==== LISTED RECORDS

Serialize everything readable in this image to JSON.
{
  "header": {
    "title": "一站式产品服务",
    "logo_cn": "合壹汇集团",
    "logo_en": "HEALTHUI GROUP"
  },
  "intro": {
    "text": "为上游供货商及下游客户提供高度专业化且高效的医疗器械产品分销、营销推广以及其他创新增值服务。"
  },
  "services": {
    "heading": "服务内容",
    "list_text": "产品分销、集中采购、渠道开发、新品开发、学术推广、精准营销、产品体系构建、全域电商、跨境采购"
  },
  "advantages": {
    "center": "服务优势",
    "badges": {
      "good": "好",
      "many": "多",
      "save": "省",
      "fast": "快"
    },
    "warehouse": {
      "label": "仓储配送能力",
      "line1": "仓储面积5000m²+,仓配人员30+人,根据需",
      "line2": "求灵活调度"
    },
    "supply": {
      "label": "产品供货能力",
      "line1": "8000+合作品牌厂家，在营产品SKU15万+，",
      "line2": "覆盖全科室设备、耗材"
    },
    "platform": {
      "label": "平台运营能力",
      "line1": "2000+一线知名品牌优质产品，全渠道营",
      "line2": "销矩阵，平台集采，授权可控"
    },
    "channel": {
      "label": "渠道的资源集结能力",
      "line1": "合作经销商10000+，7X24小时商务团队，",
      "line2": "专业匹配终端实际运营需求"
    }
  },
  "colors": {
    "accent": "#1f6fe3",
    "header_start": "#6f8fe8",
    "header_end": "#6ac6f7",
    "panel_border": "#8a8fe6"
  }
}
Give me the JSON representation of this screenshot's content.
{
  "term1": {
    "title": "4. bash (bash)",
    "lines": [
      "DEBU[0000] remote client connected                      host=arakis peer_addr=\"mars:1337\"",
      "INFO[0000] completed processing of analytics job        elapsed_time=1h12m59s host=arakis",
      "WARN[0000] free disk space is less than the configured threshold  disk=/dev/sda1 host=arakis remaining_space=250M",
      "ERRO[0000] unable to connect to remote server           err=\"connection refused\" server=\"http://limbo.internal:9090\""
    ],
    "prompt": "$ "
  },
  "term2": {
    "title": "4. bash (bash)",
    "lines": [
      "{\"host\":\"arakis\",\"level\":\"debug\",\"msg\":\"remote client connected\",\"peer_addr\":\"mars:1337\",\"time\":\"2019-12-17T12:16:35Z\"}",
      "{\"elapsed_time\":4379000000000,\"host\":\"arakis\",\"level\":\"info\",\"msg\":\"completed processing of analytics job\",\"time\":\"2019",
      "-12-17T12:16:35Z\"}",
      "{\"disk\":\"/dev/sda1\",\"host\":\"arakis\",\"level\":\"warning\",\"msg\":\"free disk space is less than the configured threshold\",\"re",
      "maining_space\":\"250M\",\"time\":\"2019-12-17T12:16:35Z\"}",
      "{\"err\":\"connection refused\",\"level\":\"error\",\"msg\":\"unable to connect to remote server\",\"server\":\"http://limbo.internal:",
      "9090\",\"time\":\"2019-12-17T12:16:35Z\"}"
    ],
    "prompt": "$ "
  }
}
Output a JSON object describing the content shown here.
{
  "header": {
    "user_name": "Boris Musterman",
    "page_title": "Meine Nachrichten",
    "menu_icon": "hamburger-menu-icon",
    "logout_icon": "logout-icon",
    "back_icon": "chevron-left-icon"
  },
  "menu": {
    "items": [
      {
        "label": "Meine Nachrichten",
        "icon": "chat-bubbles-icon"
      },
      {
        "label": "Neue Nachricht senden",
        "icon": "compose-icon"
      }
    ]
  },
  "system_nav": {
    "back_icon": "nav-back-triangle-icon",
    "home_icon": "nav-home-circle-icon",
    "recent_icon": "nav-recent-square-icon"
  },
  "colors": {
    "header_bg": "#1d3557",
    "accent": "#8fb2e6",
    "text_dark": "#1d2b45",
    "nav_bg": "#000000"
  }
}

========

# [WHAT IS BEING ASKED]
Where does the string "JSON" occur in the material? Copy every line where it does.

# [TASK ANSWER]
Serialize everything readable in this image to JSON.
Give me the JSON representation of this screenshot's content.
Output a JSON object describing the content shown here.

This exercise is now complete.